A Time of Changes (1971) by Robert Silverberg

ATimeofChanges1One is finally getting around to the massive bibliography of Robert Silverberg, whom one likes to call the Susan Lucci of the Hugo Awards, (also otherwise known as Calvin Aaargh, the best pseudonym ever), the author most Hugo-nominated, but never Hugo-won, has won one over with his Nebula-winning “memoir,” A Time of Changes, about a far-future alien from a culture of severe self-suppression, where words like I, me, and myself are obscene and forbidden. One may only speak of oneself indirectly.

One really enjoyed this book.

 

I am Kinnall Darival and I mean to tell you all about myself (p. 17).

Obscene! Obscene! (p. 18).

“I! Me! I! Me! (p. 85). Continue reading

No Enemy But Time (1982) by Michael Bishop
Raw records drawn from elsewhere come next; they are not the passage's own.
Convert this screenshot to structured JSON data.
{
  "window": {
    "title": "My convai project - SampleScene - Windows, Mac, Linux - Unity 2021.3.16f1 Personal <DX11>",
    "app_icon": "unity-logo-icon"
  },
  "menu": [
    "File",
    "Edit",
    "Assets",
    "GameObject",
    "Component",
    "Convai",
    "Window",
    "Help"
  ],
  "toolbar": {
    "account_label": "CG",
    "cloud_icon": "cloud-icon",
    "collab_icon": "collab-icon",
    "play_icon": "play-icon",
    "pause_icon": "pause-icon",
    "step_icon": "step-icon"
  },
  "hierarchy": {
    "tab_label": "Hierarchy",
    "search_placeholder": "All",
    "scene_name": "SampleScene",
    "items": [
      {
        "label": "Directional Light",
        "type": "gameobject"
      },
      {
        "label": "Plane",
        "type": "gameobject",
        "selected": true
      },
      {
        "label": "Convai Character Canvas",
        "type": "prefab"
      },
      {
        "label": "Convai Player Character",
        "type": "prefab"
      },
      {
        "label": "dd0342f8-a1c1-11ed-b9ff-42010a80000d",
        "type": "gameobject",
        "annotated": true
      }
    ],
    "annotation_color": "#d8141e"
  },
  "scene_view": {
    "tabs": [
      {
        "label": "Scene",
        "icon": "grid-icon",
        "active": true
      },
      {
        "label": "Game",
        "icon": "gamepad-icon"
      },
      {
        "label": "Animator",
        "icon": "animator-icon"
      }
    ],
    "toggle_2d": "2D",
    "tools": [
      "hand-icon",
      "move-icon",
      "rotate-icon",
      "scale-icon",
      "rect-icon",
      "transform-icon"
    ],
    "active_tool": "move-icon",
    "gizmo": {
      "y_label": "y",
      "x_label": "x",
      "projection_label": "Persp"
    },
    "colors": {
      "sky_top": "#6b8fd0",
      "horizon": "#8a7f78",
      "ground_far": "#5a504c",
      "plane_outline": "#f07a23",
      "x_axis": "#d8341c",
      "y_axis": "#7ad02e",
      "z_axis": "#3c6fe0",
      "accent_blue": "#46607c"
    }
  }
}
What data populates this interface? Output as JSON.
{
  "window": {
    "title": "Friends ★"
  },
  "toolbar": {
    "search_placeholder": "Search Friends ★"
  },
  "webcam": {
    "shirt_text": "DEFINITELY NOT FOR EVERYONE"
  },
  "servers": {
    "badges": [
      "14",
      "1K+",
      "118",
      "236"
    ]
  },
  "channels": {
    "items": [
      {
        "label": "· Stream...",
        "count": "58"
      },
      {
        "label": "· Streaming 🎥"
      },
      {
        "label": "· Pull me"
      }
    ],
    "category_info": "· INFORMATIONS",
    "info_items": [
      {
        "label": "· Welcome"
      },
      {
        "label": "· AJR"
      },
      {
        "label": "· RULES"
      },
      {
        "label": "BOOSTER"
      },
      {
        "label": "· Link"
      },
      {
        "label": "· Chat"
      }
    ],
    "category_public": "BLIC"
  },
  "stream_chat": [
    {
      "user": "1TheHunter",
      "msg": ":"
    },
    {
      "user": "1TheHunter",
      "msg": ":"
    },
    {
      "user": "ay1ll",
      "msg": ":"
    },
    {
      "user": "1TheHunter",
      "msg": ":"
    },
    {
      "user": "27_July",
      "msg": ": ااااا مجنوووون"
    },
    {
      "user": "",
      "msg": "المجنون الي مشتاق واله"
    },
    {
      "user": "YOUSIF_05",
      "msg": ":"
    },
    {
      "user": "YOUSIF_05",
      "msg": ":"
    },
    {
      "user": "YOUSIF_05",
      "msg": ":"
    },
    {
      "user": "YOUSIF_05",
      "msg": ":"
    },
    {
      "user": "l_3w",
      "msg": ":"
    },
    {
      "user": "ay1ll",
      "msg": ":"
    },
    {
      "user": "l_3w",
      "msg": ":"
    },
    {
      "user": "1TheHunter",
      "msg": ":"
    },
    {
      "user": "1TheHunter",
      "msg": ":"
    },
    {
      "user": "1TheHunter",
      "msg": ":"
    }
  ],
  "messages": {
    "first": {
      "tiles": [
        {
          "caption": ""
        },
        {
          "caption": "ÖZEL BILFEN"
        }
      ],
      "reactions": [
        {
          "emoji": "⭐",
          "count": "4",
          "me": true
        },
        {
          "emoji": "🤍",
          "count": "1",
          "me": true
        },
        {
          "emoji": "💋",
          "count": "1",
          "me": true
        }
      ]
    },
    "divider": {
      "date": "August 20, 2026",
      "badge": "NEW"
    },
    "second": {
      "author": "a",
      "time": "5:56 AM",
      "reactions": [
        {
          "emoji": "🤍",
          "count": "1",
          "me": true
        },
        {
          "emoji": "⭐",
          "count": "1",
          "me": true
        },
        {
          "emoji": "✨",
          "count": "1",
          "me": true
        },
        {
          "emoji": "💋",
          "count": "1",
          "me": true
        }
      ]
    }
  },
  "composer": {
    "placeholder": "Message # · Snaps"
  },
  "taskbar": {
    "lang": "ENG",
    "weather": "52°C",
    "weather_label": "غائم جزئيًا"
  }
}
noenemybuttimeI got kind of busy this weekend and never had a chance to link my most recent book review, which was actually posted last week at the Science Fiction and Other Suspect Ruminations blog, one of my favorite SF blogs. This review is part of a series of guest posts to promote the work of Michael Bishop, an SF author who has attracted critical acclaim throughout his career, but is not as well known as other SF authors. It’s an admirable effort by Joachim Boaz, the guy behind SF&OSR (who does not actually live in a city under the sea), and a reasonable pursuit considering that Bishop’s novel is one of the best I’ve read so far this year, and one of the best SF novels I’ve read from the (*cough* dreadful *cough*) eighties.

I reviewed Bishop’s 1982 Nebula Award winning novel, No Enemy But Timewhich also appears on David Pringle’s Top 100 Best Science Fiction Novels. If you have a taste for time travel, prehistory, and trope trampling, you should give this a whirl. I will definitely be adding more Bishop to my TBR list.

And don’t forget to keep checking Science Fiction and Other Suspect Ruminations for more Bishop posts this week! Some of my other favorite SF bloggers have been and will be participating!